Colony 01

No crawling bees outside Hive A

Submitted by will on Mon, 05/07/2018 - 07:19

For at least the last 2 years there have been flightless bees crawling around outside Hive A. These bees were clearly suffering from Deformed Wing Virus or another disabling virus. This year there are none.

The cause was explained to me by a researcher at University of Salford. All winter the Varroa mites feed from worker bees. They accumulate DWV virus particles. In spring, when brood production increases they rush in to infest the new brood and transfer more virus to them. These bees show visible signs of DWV -- deformed wings or an inability to fly.

Activity in all 7 hives

Submitted by will on Sun, 11/26/2017 - 21:11

The colonies in all 7 hives are quiet this week. The weather is between freezing and 10C.

I checked the removable screens below the brood boxes. There appears to be activity in all the hives. I cleared away evidence of brood hatching from some of the hives but I don't think that I'll see much more hatching for a while.

Hive A appeared to be very quiet but the base board is frequented by ants and slugs. It's possible that they have been clearing away wax and sugar which drops from the hive. They don't remove the bodies of Varroa as far as I can see.

7 Hives at the end of the season

Submitted by will on Sun, 10/15/2017 - 20:28

I visited my out-apiary today and examined the removable hive floors for evidence of recent activity.

Three hives (D, F and G) show evidence of recent brood emergence. There were also hundreds of dead mites. Hive D had been especially prolific. There was also crystallised sugar which suggests that old honey is being eaten or cells are being cleaned out.

The colour of honey

Submitted by will on Sun, 06/25/2017 - 08:22

I recently took some honey from Hive A. Most came out as comb but there were also a couple of jars.

Yesterday I returned to Hive A. Some time ago I had put some broken comb pieces onto the crown board. In the usual way the bees had built a large slab of comb around it it and started to fill it. I cleaned up the crown board and then hung the crunched comb in mesh bag overnight.

Small bees, or, the vicissitudes of photography

Submitted by will on Sun, 06/25/2017 - 06:02

The bees which I've just collected as a swarm for hive H appear small compared to those from established hives. I've found it difficult to provide a photograph to show this. It was obvious when I caught the swarm: these were tiny bees. I've been wrong before so I decided to compare.

Deformed Wing Virus appears to be seasonal in Hive A

Submitted by will on Wed, 05/31/2017 - 06:40

For at least the last 2 years I have observed a definite pattern in Hive A. In spring there are lots of crawling bees outside the hive. Some are clearly affected by Deformed Wing Virus (DWV); others maybe by another paralysis virus or by exhaustion.

They crawl around near the hive.
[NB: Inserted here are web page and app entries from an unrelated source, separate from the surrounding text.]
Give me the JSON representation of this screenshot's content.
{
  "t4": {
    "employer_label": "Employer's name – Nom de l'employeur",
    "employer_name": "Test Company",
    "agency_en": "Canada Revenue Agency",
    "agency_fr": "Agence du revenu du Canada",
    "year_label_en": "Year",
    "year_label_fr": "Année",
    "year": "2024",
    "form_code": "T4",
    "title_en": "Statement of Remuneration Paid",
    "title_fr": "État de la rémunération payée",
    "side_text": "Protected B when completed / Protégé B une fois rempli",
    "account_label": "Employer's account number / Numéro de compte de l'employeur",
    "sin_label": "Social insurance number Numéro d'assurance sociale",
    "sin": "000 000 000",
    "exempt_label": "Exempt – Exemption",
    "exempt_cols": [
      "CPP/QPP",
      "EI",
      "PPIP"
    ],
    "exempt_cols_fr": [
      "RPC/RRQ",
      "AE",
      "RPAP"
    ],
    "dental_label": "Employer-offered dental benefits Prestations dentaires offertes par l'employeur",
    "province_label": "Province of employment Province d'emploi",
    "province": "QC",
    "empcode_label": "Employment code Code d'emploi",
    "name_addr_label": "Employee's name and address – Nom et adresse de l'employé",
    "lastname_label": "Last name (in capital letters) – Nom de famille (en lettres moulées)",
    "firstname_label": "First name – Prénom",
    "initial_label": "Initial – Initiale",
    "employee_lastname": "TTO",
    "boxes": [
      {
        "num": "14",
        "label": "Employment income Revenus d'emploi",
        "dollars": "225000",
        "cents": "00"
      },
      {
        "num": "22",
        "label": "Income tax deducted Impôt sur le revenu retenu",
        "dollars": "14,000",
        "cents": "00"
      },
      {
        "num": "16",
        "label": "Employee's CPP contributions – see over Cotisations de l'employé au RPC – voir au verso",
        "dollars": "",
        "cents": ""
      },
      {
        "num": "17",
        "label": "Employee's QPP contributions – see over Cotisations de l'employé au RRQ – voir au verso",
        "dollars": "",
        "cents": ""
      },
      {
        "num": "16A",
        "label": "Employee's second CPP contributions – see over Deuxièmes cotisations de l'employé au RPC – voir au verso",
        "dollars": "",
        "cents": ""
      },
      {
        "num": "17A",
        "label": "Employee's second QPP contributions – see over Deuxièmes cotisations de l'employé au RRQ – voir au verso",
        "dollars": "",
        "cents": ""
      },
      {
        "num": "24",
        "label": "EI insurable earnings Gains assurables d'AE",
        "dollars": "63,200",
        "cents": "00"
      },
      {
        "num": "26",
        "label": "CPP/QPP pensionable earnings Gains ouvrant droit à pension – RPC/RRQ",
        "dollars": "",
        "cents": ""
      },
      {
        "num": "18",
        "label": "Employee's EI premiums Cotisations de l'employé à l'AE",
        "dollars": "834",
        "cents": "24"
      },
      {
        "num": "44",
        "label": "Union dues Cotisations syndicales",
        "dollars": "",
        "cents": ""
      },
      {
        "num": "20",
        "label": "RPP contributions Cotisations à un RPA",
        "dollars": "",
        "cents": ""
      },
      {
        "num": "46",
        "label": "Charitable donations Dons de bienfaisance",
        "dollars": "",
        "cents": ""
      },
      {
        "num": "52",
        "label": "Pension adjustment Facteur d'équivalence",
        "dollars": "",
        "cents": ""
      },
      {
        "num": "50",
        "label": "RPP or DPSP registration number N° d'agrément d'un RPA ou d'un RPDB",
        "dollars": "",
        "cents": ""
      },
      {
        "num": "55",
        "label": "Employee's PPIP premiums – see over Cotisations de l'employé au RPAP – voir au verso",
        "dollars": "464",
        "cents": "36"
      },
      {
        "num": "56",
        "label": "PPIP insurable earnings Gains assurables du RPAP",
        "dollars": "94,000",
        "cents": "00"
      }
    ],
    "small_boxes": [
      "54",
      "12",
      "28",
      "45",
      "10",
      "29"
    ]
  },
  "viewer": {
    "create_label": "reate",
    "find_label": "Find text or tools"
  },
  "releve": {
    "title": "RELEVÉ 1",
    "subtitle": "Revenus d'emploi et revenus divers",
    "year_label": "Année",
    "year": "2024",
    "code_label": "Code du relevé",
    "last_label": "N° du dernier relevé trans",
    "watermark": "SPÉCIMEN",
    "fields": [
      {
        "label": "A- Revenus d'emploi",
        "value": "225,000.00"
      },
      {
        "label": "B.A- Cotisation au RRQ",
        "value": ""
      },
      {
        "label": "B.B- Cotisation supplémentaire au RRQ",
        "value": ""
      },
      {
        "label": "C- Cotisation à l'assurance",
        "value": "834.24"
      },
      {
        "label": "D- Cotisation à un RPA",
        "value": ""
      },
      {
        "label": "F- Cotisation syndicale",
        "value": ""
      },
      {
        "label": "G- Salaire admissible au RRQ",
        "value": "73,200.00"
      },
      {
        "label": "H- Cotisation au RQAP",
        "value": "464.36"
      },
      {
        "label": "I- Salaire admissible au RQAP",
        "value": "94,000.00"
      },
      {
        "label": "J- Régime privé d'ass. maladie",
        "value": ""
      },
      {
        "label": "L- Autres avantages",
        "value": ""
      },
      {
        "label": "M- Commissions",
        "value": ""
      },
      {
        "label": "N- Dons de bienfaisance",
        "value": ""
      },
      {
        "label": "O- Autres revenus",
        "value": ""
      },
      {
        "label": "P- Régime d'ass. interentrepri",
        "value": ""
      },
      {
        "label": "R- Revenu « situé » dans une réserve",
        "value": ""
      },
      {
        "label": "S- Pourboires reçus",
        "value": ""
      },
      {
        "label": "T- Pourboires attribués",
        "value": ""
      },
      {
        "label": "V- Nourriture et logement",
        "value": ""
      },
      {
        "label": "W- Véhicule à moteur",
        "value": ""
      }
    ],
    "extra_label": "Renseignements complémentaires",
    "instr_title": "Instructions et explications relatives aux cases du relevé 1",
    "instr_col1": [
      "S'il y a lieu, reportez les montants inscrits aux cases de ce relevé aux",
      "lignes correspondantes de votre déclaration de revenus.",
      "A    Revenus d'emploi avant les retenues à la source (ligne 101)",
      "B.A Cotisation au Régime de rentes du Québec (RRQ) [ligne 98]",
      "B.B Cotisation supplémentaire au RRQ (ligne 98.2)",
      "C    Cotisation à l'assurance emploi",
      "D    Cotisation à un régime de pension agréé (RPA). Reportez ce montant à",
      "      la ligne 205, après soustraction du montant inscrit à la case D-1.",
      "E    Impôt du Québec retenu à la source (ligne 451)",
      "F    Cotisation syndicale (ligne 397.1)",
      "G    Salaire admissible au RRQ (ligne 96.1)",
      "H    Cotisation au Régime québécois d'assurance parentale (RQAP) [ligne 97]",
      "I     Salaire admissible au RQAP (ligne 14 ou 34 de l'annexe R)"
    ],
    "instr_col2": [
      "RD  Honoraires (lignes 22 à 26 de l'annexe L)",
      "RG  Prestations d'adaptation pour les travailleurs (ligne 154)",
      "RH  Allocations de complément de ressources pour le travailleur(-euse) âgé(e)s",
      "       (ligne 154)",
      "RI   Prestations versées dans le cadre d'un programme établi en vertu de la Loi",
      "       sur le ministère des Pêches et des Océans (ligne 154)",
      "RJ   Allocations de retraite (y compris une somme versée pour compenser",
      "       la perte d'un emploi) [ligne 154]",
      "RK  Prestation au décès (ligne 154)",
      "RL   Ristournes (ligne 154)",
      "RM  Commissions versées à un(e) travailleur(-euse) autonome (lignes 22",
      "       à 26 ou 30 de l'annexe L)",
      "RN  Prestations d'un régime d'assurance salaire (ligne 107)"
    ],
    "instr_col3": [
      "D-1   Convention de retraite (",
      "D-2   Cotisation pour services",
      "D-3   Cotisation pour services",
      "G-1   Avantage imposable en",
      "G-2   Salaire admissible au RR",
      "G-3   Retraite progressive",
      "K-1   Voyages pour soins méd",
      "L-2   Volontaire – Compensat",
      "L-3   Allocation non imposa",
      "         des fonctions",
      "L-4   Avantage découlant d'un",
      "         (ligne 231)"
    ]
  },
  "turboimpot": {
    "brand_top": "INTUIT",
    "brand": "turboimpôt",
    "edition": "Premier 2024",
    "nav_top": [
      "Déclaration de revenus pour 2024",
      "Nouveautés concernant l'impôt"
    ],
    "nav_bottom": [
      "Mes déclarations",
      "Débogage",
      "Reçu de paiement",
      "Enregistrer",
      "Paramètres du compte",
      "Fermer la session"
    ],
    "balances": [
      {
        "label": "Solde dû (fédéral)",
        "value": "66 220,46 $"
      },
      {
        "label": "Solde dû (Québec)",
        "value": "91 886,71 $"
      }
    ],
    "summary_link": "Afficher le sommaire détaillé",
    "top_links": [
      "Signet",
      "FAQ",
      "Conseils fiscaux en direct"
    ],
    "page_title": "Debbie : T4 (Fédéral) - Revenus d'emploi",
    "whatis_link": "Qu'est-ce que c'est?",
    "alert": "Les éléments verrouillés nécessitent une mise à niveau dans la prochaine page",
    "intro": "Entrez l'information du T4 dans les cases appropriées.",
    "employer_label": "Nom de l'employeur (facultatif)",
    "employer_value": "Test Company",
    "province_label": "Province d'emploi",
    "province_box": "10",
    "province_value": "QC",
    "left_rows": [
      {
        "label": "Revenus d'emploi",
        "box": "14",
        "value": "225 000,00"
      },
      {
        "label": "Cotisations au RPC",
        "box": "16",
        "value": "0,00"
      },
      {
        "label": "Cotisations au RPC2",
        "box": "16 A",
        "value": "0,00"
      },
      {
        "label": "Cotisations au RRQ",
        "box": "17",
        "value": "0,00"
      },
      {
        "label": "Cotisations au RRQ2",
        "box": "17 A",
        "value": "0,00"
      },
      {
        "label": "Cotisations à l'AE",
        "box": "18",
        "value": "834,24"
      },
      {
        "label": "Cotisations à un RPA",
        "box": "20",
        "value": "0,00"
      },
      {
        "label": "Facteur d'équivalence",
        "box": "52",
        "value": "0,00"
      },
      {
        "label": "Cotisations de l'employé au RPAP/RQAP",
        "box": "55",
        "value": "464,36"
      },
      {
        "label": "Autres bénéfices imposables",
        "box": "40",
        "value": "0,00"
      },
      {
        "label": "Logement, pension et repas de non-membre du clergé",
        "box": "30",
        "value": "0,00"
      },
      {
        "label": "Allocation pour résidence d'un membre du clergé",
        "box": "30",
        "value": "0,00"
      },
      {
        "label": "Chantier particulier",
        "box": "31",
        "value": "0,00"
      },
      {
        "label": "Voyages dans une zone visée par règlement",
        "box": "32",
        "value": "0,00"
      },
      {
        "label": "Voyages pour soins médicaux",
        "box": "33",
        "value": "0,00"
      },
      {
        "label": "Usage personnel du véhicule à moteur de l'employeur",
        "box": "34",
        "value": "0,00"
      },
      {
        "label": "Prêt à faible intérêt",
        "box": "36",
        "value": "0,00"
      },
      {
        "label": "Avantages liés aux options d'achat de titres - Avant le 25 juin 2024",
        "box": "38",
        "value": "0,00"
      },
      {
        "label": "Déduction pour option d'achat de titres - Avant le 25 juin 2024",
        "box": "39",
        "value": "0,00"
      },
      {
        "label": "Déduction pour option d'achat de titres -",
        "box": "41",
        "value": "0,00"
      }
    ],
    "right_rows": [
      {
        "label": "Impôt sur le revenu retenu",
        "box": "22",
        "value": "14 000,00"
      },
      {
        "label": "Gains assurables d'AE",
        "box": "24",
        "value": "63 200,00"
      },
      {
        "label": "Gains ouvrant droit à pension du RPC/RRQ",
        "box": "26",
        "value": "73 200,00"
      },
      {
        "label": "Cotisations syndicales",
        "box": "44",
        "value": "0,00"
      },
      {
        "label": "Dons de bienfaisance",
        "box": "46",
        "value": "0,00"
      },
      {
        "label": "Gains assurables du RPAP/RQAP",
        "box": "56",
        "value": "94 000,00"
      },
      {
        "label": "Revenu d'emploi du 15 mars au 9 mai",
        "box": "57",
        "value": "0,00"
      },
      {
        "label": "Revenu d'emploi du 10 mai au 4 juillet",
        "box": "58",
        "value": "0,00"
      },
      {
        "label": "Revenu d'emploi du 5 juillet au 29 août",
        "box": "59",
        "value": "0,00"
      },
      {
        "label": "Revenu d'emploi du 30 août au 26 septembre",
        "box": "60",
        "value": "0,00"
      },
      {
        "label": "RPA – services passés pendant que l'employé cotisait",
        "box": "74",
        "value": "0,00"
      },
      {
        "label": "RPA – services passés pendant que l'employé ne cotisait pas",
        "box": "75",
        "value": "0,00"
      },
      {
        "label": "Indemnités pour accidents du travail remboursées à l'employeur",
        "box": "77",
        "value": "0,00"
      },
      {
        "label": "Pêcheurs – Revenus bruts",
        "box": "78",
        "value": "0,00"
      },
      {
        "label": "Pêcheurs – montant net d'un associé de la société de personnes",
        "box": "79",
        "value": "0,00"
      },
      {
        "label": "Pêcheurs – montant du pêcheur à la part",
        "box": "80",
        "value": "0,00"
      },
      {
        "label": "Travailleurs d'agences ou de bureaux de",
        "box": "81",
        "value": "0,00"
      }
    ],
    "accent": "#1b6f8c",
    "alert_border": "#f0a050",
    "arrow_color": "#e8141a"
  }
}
If you launch them into the air they fall back to earth. They never make it back to the hive and have probably been ejected by the other bees. The Sparrows eat some of them. The others presumably die out of site.

More wonky comb

Submitted by will on Wed, 05/31/2017 - 06:03

Hive A has delivered another super of honey. Unfortunately it is crooked and cross-combed.

The bees built the comb relatively quickly. I'm not certain why it isn't straight. Strong nectar flows induce the bees to build on several frames at once and I think this encourages straight comb.

There are a couple of options for extracting the honey. It can be cut out into plastic boxes or pressed using an apple press. Neither option returns reusable comb which is disappointing.

Sparrows

Submitted by will on Tue, 05/02/2017 - 14:09

For the second year running the Sparrows are foraging.

There were quite a few bees crawling near my home hives in a state of moribund helplessness. There was no chance that they could get to the hive entrance and even if they did I doubt whether the guards would have let them back in. Some may have been exhausted, but most either had deformed wings or paralysis. No way back.

Their distress has attracted a few sparrows who feed on them. They perch on nearby fences; they perform a fluttering swoop to grab a bee on the ground; they fly off quickly.

Hive A dropping one Varroa mite per hour

Submitted by will on Sun, 04/23/2017 - 21:40

I've been looking at the removable floor of Hive A. There is a steady fall of Varroa mites there. I checked three times and the average is about one mite falling per hour. Some were still alive; a few were clearly immature.

This rate of mite drop puts the colony at severe risk of colony collapse, according to the BeeBase document "Managing Varroa".